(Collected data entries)
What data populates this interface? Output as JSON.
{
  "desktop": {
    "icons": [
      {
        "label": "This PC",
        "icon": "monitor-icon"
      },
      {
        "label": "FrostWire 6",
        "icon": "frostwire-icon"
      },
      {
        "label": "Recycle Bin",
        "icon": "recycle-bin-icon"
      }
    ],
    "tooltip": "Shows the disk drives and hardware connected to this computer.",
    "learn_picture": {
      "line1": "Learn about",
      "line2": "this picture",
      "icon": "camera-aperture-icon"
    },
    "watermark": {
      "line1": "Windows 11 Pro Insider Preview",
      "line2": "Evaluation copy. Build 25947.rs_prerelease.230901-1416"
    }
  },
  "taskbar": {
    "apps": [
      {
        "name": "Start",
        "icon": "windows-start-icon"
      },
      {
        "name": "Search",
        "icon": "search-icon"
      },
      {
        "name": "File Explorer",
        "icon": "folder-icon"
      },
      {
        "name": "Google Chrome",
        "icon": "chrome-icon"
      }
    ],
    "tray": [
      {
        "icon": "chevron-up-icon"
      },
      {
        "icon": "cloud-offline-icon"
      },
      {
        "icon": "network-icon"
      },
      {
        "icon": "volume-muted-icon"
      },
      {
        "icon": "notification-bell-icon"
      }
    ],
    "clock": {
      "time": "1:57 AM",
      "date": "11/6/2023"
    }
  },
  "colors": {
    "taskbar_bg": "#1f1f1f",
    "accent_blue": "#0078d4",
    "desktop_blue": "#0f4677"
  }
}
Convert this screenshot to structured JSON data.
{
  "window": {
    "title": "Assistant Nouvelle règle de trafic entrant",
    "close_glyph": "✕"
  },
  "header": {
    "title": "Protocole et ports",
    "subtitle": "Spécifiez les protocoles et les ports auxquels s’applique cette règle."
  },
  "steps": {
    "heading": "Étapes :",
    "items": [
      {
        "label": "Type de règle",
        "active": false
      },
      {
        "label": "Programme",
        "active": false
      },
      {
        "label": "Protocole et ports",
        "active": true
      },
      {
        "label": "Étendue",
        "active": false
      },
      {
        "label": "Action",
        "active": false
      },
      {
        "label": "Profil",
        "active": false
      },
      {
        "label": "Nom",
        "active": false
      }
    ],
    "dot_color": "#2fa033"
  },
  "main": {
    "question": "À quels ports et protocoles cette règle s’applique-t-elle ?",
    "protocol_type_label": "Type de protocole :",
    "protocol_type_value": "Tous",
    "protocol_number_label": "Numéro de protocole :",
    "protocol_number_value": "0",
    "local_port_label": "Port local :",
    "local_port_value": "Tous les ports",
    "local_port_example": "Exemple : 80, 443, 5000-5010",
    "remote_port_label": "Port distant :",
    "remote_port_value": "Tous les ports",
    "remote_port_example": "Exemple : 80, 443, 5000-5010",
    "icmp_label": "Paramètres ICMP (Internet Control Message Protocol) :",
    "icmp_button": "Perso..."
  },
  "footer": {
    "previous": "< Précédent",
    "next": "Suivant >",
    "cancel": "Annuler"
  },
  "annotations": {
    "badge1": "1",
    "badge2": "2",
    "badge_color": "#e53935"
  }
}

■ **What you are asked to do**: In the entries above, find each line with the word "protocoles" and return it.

■ **Result of this exercise**:
    "subtitle": "Spécifiez les protocoles et les ports auxquels s’applique cette règle."
    "question": "À quels ports et protocoles cette règle s’applique-t-elle ?",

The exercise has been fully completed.